Federal agencies are barred from contracting with a Uniondale engineering and consulting firm, after the company was indicted on forgery charges in connection with falsified flood insurance damage reports filed after superstorm Sandy.
The Department of Homeland Security on Monday suspended HiRise Engineering and former employee Matthew Pappalardo after the Aug.1 indictment, making them ineligible for future contracts, grants, fellowships, loans, subsidies or other government benefit programs.
This is the first time an engineering firm, private insurer or adjuster has been suspended or debarred related to Sandy engineering irregularities, Federal Emergency Management Administration spokesman Rafael Lemaitre said Wednesday.
“We continue to take all allegations of fraud or underpayment very seriously,” Lemaitre said. Policy holders “should never have concerns about the credibility of the companies that we partner with.”
The suspension is temporary pending legal proceedings and cannot last longer than 18 months. Officials at Homeland Security, which did not return calls for comment, can end the suspension at any time. Debarment, which typically lasts three years, comes after a conviction in court.
Manhattan attorney Kenneth C. Murphy, who represents HiRise, said the company had not been told of the federal suspension. “At the moment, we are not in any federal contracts,” he said.
FEMA requested that Homeland Security suspend HiRise from future contracts after state Attorney General Eric T. Schneiderman brought forgery charges against HiRise and Pappalardo. Pappalardo also was charged with practicing engineering without a license.
Both the company and Pappalardo have pleaded not guilty in Nassau County Court.
The attorney general’s office declined to comment.
Long Beach attorney Denis G. Kelly has represented homeowners in settlements and civil suits involving FEMA and HiRise. He said the suspension should have come sooner given evidence already presented in court. In some cases under review, Kelly said FEMA is standing by insurance claim reports with Pappalardo’s name on them.
“I’m not thrilled,” he said. “Why didn’t it happen a year ago.”
He said his clients have suffered financially and psychologically.
“This is slow mental torture and it’s awful,” Kelly said. “It’s an awful system and it comes after a natural disaster.”
FEMA underwrites flood insurance but hires private companies to execute policies and adjust claims.
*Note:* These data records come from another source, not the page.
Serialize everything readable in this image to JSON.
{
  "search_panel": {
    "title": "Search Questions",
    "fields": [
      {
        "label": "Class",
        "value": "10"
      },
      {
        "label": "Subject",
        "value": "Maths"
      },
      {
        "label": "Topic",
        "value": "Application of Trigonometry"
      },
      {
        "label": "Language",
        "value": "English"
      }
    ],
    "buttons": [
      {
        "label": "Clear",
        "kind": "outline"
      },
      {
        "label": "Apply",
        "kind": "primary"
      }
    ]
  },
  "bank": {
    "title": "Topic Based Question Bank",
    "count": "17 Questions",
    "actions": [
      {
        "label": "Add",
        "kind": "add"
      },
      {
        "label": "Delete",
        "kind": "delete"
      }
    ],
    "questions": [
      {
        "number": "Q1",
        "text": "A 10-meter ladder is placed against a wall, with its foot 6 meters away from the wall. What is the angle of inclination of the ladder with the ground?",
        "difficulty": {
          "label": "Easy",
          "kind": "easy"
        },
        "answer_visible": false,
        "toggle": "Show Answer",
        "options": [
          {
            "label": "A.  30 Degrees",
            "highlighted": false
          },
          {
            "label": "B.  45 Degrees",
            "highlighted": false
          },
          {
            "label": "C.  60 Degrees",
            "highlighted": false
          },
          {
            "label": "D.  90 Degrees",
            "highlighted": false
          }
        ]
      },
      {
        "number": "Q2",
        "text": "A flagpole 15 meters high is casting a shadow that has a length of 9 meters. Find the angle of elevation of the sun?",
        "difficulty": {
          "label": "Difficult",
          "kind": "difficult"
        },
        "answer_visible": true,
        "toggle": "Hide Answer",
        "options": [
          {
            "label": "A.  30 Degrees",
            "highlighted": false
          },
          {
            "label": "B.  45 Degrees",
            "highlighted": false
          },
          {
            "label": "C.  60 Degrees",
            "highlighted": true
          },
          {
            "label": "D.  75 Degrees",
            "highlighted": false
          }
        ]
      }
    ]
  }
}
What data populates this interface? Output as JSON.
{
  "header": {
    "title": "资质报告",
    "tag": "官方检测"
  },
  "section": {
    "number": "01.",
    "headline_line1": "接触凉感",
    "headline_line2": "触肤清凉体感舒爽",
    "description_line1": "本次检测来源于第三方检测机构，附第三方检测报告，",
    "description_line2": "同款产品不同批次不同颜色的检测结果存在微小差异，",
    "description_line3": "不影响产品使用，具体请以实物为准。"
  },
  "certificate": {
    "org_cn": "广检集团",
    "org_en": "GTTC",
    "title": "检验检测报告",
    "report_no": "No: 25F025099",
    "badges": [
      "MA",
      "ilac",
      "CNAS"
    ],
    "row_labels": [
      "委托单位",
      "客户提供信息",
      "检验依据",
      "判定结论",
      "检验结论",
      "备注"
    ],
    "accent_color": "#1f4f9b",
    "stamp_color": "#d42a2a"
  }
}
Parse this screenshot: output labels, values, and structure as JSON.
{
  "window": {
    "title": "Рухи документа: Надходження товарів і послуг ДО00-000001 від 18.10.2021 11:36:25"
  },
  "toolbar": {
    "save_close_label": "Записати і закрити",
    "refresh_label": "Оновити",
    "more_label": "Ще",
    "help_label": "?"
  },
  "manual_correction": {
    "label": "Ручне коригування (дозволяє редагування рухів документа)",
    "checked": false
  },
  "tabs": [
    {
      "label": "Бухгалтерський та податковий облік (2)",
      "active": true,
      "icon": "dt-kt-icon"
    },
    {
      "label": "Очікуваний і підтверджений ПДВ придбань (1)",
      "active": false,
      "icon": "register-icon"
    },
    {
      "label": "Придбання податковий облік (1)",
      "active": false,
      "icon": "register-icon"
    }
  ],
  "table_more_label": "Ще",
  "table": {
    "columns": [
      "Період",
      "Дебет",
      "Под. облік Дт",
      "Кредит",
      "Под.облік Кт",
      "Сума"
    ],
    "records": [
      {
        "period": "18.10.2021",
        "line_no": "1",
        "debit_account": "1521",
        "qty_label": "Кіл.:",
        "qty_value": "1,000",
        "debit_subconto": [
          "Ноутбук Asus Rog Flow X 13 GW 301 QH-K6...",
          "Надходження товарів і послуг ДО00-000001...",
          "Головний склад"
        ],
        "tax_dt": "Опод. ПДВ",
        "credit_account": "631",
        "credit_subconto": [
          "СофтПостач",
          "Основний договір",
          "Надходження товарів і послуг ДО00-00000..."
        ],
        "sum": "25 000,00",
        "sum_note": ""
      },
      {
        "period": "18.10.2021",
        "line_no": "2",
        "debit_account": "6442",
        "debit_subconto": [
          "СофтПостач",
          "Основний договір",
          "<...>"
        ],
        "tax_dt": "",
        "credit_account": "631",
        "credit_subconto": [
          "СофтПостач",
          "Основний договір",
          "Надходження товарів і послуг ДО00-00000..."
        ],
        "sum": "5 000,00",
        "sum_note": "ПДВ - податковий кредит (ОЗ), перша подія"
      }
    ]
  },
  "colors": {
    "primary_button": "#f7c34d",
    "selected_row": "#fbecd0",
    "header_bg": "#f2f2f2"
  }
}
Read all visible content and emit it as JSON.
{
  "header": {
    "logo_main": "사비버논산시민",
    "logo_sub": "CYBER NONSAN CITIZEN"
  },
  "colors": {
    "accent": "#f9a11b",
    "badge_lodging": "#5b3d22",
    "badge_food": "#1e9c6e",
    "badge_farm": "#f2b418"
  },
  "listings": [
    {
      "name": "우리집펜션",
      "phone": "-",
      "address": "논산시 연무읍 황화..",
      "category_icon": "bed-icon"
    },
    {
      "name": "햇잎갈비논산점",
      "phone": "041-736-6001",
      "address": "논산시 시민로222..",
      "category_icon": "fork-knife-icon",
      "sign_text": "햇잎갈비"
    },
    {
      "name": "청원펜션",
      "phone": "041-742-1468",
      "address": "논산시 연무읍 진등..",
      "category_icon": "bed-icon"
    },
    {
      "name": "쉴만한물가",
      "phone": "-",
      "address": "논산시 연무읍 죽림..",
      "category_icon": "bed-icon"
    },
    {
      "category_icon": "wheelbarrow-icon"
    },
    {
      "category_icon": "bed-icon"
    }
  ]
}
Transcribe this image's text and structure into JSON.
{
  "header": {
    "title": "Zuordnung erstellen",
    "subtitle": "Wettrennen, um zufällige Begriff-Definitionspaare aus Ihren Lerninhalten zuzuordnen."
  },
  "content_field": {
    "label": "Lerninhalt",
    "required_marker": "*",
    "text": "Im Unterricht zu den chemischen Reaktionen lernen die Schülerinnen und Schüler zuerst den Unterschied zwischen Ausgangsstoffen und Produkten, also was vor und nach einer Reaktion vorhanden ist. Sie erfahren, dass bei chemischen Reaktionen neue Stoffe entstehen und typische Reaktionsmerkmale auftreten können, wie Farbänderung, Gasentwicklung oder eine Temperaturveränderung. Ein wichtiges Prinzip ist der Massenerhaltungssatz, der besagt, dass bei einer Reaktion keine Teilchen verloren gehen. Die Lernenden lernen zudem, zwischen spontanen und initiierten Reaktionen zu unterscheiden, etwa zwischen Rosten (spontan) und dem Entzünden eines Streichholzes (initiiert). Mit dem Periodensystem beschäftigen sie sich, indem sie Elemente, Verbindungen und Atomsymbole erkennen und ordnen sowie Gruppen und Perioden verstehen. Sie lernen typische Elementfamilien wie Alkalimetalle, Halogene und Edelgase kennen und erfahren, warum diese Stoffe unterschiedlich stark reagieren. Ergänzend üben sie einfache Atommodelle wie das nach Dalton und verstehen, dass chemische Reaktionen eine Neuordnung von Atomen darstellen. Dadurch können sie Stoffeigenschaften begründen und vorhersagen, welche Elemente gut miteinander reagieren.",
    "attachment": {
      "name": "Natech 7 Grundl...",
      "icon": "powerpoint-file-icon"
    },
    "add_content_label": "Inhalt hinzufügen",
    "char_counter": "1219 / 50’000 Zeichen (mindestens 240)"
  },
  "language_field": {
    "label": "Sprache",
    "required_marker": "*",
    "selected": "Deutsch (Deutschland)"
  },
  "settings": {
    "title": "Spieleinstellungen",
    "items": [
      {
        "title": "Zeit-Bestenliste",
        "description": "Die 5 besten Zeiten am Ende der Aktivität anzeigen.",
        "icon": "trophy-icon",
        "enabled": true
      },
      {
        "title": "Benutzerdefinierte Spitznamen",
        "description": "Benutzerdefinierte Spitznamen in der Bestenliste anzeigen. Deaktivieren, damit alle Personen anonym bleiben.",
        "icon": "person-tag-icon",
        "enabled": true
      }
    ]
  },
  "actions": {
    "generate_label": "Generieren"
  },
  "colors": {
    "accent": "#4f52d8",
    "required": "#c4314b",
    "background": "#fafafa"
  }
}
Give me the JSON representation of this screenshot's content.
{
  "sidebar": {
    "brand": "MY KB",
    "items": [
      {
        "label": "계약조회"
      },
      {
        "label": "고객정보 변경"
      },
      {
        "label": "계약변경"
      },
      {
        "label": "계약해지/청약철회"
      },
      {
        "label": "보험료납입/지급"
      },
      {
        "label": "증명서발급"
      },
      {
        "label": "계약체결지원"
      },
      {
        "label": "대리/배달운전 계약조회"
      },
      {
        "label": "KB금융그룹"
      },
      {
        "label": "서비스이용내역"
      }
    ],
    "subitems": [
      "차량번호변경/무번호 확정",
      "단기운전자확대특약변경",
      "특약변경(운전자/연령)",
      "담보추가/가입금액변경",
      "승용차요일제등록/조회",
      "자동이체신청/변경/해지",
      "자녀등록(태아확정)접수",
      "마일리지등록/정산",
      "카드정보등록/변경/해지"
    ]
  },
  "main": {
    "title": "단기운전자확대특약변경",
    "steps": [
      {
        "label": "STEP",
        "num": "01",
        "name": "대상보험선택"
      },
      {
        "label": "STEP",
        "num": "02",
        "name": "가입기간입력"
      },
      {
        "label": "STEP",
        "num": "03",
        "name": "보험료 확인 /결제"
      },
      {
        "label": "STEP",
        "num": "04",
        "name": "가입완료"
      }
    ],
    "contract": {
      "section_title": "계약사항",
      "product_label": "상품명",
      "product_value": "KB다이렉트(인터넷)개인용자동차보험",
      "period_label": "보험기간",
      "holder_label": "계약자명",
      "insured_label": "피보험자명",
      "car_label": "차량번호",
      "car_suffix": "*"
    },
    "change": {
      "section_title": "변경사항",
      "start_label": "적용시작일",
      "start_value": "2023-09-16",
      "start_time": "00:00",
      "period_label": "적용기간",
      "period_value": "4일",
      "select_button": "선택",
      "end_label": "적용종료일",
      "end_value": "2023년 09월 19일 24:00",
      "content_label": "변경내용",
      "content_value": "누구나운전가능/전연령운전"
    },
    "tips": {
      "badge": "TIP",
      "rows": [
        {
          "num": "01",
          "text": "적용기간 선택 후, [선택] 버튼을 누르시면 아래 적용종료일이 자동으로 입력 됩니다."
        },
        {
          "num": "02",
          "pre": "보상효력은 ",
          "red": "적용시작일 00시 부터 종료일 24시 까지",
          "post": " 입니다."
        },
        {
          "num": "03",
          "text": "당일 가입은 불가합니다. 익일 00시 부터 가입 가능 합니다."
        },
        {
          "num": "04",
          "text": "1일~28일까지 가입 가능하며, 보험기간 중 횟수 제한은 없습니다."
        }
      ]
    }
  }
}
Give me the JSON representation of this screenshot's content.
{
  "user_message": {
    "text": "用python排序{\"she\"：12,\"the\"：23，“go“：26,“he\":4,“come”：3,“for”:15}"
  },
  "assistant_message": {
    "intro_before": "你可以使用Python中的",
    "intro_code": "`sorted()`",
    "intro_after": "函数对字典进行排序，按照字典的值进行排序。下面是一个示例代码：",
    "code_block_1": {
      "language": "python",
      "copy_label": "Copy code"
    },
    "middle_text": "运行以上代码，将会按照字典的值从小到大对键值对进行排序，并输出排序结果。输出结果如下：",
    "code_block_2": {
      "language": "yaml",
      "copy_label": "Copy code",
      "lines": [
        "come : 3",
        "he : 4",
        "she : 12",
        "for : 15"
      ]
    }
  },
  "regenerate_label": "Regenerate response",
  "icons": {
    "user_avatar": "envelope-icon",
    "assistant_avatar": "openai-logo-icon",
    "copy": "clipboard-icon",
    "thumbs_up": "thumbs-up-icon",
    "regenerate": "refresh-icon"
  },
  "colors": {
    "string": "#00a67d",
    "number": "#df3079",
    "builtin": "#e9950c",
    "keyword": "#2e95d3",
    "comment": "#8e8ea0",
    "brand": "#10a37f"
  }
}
More than 144,000 insurance claims were filed after Sandy.
Within a year of the October 2012 storm, policy holders began complaining about altered damage reports that reduced payments. Nearly 1,700 filed lawsuits and settled with FEMA in early 2015 for more than $163 million.
After that round of litigation, FEMA started a Sandy claims review program. More than 19,000 files were opened to re-examine cases, and the agency so far has agreed to pay out an estimated $140 million.
In 2014, FEMA and New York opened investigations. In the summer of that year, Sen. Charles Schumer (D-N.Y.) pressed the Senate Banking Committee to hold hearings and for FEMA to move aggressively to address underpayments and to reform the flood insurance program.
Schumer said Wednesday he hopes flood insurance reforms will be instituted swiftly.
“The message today is that if you abuse the system, cheat those impacted by disasters and think you can get away with it — you’re wrong,” Schumer said in a statement. “It’s clear, HiRise was a bad actor and deserves to be disbarred from the flood program.”
Over the past two years, FEMA replaced top leadership, made it easier to change policy and added oversight to examine engineering reports and fees, Lemaitre said after the state’s indictment.
With Maura McDermott